§ WORK TASK
Without the pictures, reproduce the entries below exactly.

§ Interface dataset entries
::::::::

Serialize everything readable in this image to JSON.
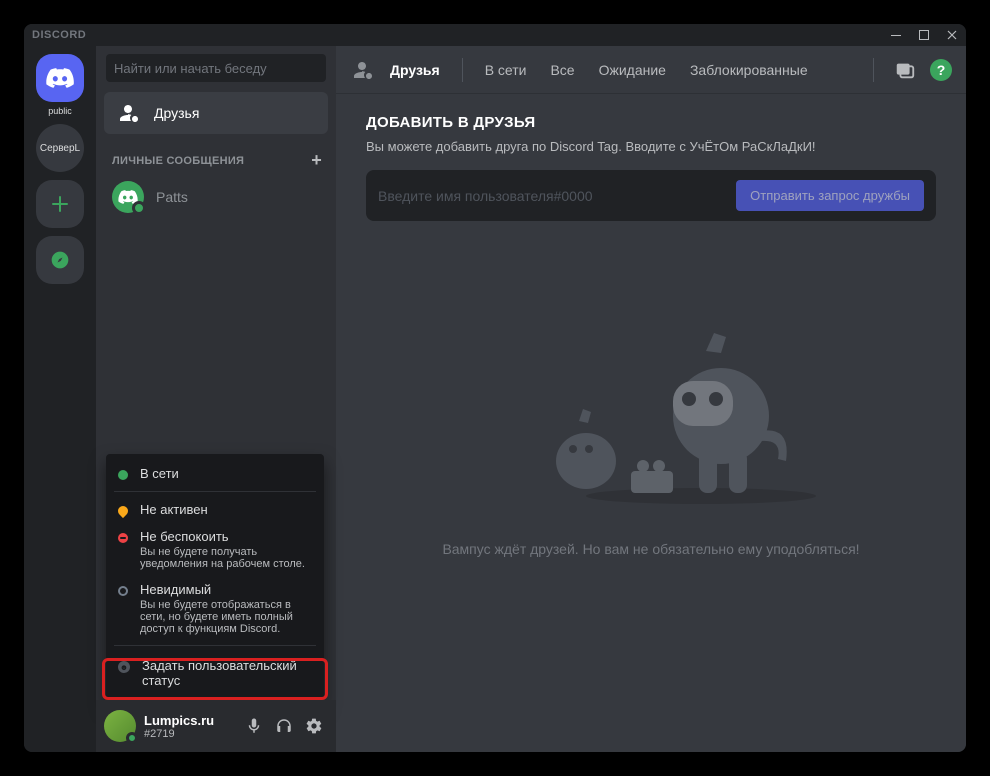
{
  "titlebar": {
    "app_name": "DISCORD"
  },
  "servers": {
    "home_label": "public",
    "server1_label": "СерверL"
  },
  "sidebar": {
    "search_placeholder": "Найти или начать беседу",
    "friends_label": "Друзья",
    "dm_header": "ЛИЧНЫЕ СООБЩЕНИЯ",
    "dm_items": [
      {
        "name": "Patts"
      }
    ]
  },
  "status_menu": {
    "online": "В сети",
    "idle": "Не активен",
    "dnd": "Не беспокоить",
    "dnd_sub": "Вы не будете получать уведомления на рабочем столе.",
    "invisible": "Невидимый",
    "invisible_sub": "Вы не будете отображаться в сети, но будете иметь полный доступ к функциям Discord.",
    "custom": "Задать пользовательский статус"
  },
  "user_panel": {
    "name": "Lumpics.ru",
    "tag": "#2719"
  },
  "main_header": {
    "title": "Друзья",
    "tabs": {
      "online": "В сети",
      "all": "Все",
      "pending": "Ожидание",
      "blocked": "Заблокированные"
    }
  },
  "add_friend": {
    "title": "ДОБАВИТЬ В ДРУЗЬЯ",
    "subtitle": "Вы можете добавить друга по Discord Tag. Вводите с УчЁтОм РаСкЛаДкИ!",
    "placeholder": "Введите имя пользователя#0000",
    "button": "Отправить запрос дружбы"
  },
  "empty_state": {
    "text": "Вампус ждёт друзей. Но вам не обязательно ему уподобляться!"
  }
}
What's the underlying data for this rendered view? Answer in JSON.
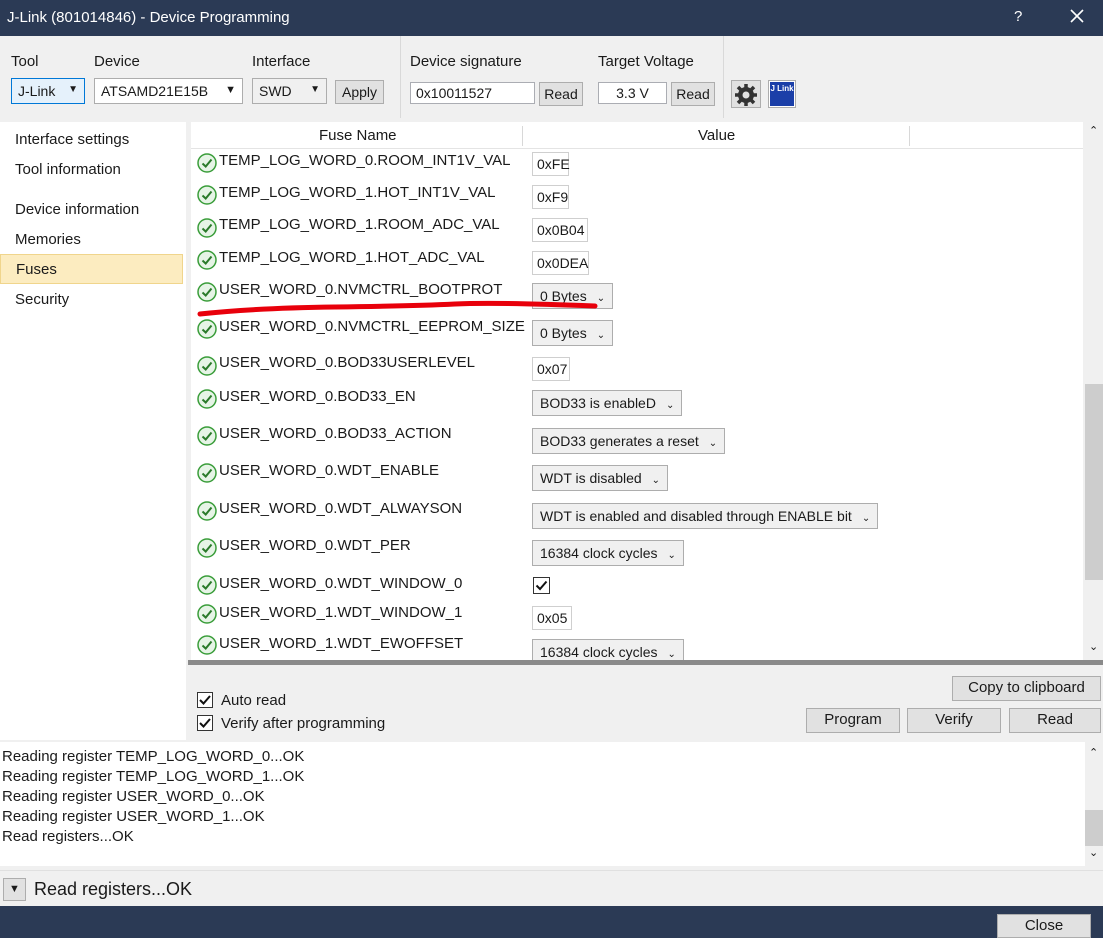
{
  "window": {
    "title": "J-Link (801014846) - Device Programming",
    "help": "?"
  },
  "toolbar": {
    "tool_label": "Tool",
    "tool_value": "J-Link",
    "device_label": "Device",
    "device_value": "ATSAMD21E15B",
    "interface_label": "Interface",
    "interface_value": "SWD",
    "apply_label": "Apply",
    "signature_label": "Device signature",
    "signature_value": "0x10011527",
    "signature_read": "Read",
    "voltage_label": "Target Voltage",
    "voltage_value": "3.3 V",
    "voltage_read": "Read",
    "settings_icon": "gear-icon",
    "jlink_icon": "jlink-logo-icon",
    "jlink_logo_text": "J Link"
  },
  "sidebar": {
    "items": [
      {
        "label": "Interface settings",
        "selected": false
      },
      {
        "label": "Tool information",
        "selected": false
      },
      {
        "label": "Device information",
        "selected": false
      },
      {
        "label": "Memories",
        "selected": false
      },
      {
        "label": "Fuses",
        "selected": true
      },
      {
        "label": "Security",
        "selected": false
      }
    ]
  },
  "fuses": {
    "col_name": "Fuse Name",
    "col_value": "Value",
    "rows": [
      {
        "name": "TEMP_LOG_WORD_0.ROOM_INT1V_VAL",
        "type": "text",
        "value": "0xFE"
      },
      {
        "name": "TEMP_LOG_WORD_1.HOT_INT1V_VAL",
        "type": "text",
        "value": "0xF9"
      },
      {
        "name": "TEMP_LOG_WORD_1.ROOM_ADC_VAL",
        "type": "text",
        "value": "0x0B04"
      },
      {
        "name": "TEMP_LOG_WORD_1.HOT_ADC_VAL",
        "type": "text",
        "value": "0x0DEA"
      },
      {
        "name": "USER_WORD_0.NVMCTRL_BOOTPROT",
        "type": "select",
        "value": "0 Bytes"
      },
      {
        "name": "USER_WORD_0.NVMCTRL_EEPROM_SIZE",
        "type": "select",
        "value": "0 Bytes"
      },
      {
        "name": "USER_WORD_0.BOD33USERLEVEL",
        "type": "text",
        "value": "0x07"
      },
      {
        "name": "USER_WORD_0.BOD33_EN",
        "type": "select",
        "value": "BOD33 is enableD"
      },
      {
        "name": "USER_WORD_0.BOD33_ACTION",
        "type": "select",
        "value": "BOD33 generates a reset"
      },
      {
        "name": "USER_WORD_0.WDT_ENABLE",
        "type": "select",
        "value": "WDT is disabled"
      },
      {
        "name": "USER_WORD_0.WDT_ALWAYSON",
        "type": "select",
        "value": "WDT is enabled and disabled through ENABLE bit"
      },
      {
        "name": "USER_WORD_0.WDT_PER",
        "type": "select",
        "value": "16384 clock cycles"
      },
      {
        "name": "USER_WORD_0.WDT_WINDOW_0",
        "type": "checkbox",
        "value": "checked"
      },
      {
        "name": "USER_WORD_1.WDT_WINDOW_1",
        "type": "text",
        "value": "0x05"
      },
      {
        "name": "USER_WORD_1.WDT_EWOFFSET",
        "type": "select",
        "value": "16384 clock cycles"
      }
    ]
  },
  "options": {
    "auto_read": "Auto read",
    "verify_after": "Verify after programming",
    "copy_clipboard": "Copy to clipboard",
    "program": "Program",
    "verify": "Verify",
    "read": "Read"
  },
  "log": {
    "lines": [
      "Reading register TEMP_LOG_WORD_0...OK",
      "Reading register TEMP_LOG_WORD_1...OK",
      "Reading register USER_WORD_0...OK",
      "Reading register USER_WORD_1...OK",
      "Read registers...OK"
    ]
  },
  "status": {
    "text": "Read registers...OK"
  },
  "footer": {
    "close": "Close"
  },
  "colors": {
    "titlebar": "#2b3a55",
    "selected_item": "#fcecc0",
    "annotation_stroke": "#e8000b",
    "check_green": "#3a9d3a"
  }
}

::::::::

§ FINISHED TASK
Serialize everything readable in this image to JSON.
{
  "titlebar": {
    "app_name": "DISCORD"
  },
  "servers": {
    "home_label": "public",
    "server1_label": "СерверL"
  },
  "sidebar": {
    "search_placeholder": "Найти или начать беседу",
    "friends_label": "Друзья",
    "dm_header": "ЛИЧНЫЕ СООБЩЕНИЯ",
    "dm_items": [
      {
        "name": "Patts"
      }
    ]
  },
  "status_menu": {
    "online": "В сети",
    "idle": "Не активен",
    "dnd": "Не беспокоить",
    "dnd_sub": "Вы не будете получать уведомления на рабочем столе.",
    "invisible": "Невидимый",
    "invisible_sub": "Вы не будете отображаться в сети, но будете иметь полный доступ к функциям Discord.",
    "custom": "Задать пользовательский статус"
  },
  "user_panel": {
    "name": "Lumpics.ru",
    "tag": "#2719"
  },
  "main_header": {
    "title": "Друзья",
    "tabs": {
      "online": "В сети",
      "all": "Все",
      "pending": "Ожидание",
      "blocked": "Заблокированные"
    }
  },
  "add_friend": {
    "title": "ДОБАВИТЬ В ДРУЗЬЯ",
    "subtitle": "Вы можете добавить друга по Discord Tag. Вводите с УчЁтОм РаСкЛаДкИ!",
    "placeholder": "Введите имя пользователя#0000",
    "button": "Отправить запрос дружбы"
  },
  "empty_state": {
    "text": "Вампус ждёт друзей. Но вам не обязательно ему уподобляться!"
  }
}
What's the underlying data for this rendered view? Answer in JSON.
{
  "window": {
    "title": "J-Link (801014846) - Device Programming",
    "help": "?"
  },
  "toolbar": {
    "tool_label": "Tool",
    "tool_value": "J-Link",
    "device_label": "Device",
    "device_value": "ATSAMD21E15B",
    "interface_label": "Interface",
    "interface_value": "SWD",
    "apply_label": "Apply",
    "signature_label": "Device signature",
    "signature_value": "0x10011527",
    "signature_read": "Read",
    "voltage_label": "Target Voltage",
    "voltage_value": "3.3 V",
    "voltage_read": "Read",
    "settings_icon": "gear-icon",
    "jlink_icon": "jlink-logo-icon",
    "jlink_logo_text": "J Link"
  },
  "sidebar": {
    "items": [
      {
        "label": "Interface settings",
        "selected": false
      },
      {
        "label": "Tool information",
        "selected": false
      },
      {
        "label": "Device information",
        "selected": false
      },
      {
        "label": "Memories",
        "selected": false
      },
      {
        "label": "Fuses",
        "selected": true
      },
      {
        "label": "Security",
        "selected": false
      }
    ]
  },
  "fuses": {
    "col_name": "Fuse Name",
    "col_value": "Value",
    "rows": [
      {
        "name": "TEMP_LOG_WORD_0.ROOM_INT1V_VAL",
        "type": "text",
        "value": "0xFE"
      },
      {
        "name": "TEMP_LOG_WORD_1.HOT_INT1V_VAL",
        "type": "text",
        "value": "0xF9"
      },
      {
        "name": "TEMP_LOG_WORD_1.ROOM_ADC_VAL",
        "type": "text",
        "value": "0x0B04"
      },
      {
        "name": "TEMP_LOG_WORD_1.HOT_ADC_VAL",
        "type": "text",
        "value": "0x0DEA"
      },
      {
        "name": "USER_WORD_0.NVMCTRL_BOOTPROT",
        "type": "select",
        "value": "0 Bytes"
      },
      {
        "name": "USER_WORD_0.NVMCTRL_EEPROM_SIZE",
        "type": "select",
        "value": "0 Bytes"
      },
      {
        "name": "USER_WORD_0.BOD33USERLEVEL",
        "type": "text",
        "value": "0x07"
      },
      {
        "name": "USER_WORD_0.BOD33_EN",
        "type": "select",
        "value": "BOD33 is enableD"
      },
      {
        "name": "USER_WORD_0.BOD33_ACTION",
        "type": "select",
        "value": "BOD33 generates a reset"
      },
      {
        "name": "USER_WORD_0.WDT_ENABLE",
        "type": "select",
        "value": "WDT is disabled"
      },
      {
        "name": "USER_WORD_0.WDT_ALWAYSON",
        "type": "select",
        "value": "WDT is enabled and disabled through ENABLE bit"
      },
      {
        "name": "USER_WORD_0.WDT_PER",
        "type": "select",
        "value": "16384 clock cycles"
      },
      {
        "name": "USER_WORD_0.WDT_WINDOW_0",
        "type": "checkbox",
        "value": "checked"
      },
      {
        "name": "USER_WORD_1.WDT_WINDOW_1",
        "type": "text",
        "value": "0x05"
      },
      {
        "name": "USER_WORD_1.WDT_EWOFFSET",
        "type": "select",
        "value": "16384 clock cycles"
      }
    ]
  },
  "options": {
    "auto_read": "Auto read",
    "verify_after": "Verify after programming",
    "copy_clipboard": "Copy to clipboard",
    "program": "Program",
    "verify": "Verify",
    "read": "Read"
  },
  "log": {
    "lines": [
      "Reading register TEMP_LOG_WORD_0...OK",
      "Reading register TEMP_LOG_WORD_1...OK",
      "Reading register USER_WORD_0...OK",
      "Reading register USER_WORD_1...OK",
      "Read registers...OK"
    ]
  },
  "status": {
    "text": "Read registers...OK"
  },
  "footer": {
    "close": "Close"
  },
  "colors": {
    "titlebar": "#2b3a55",
    "selected_item": "#fcecc0",
    "annotation_stroke": "#e8000b",
    "check_green": "#3a9d3a"
  }
}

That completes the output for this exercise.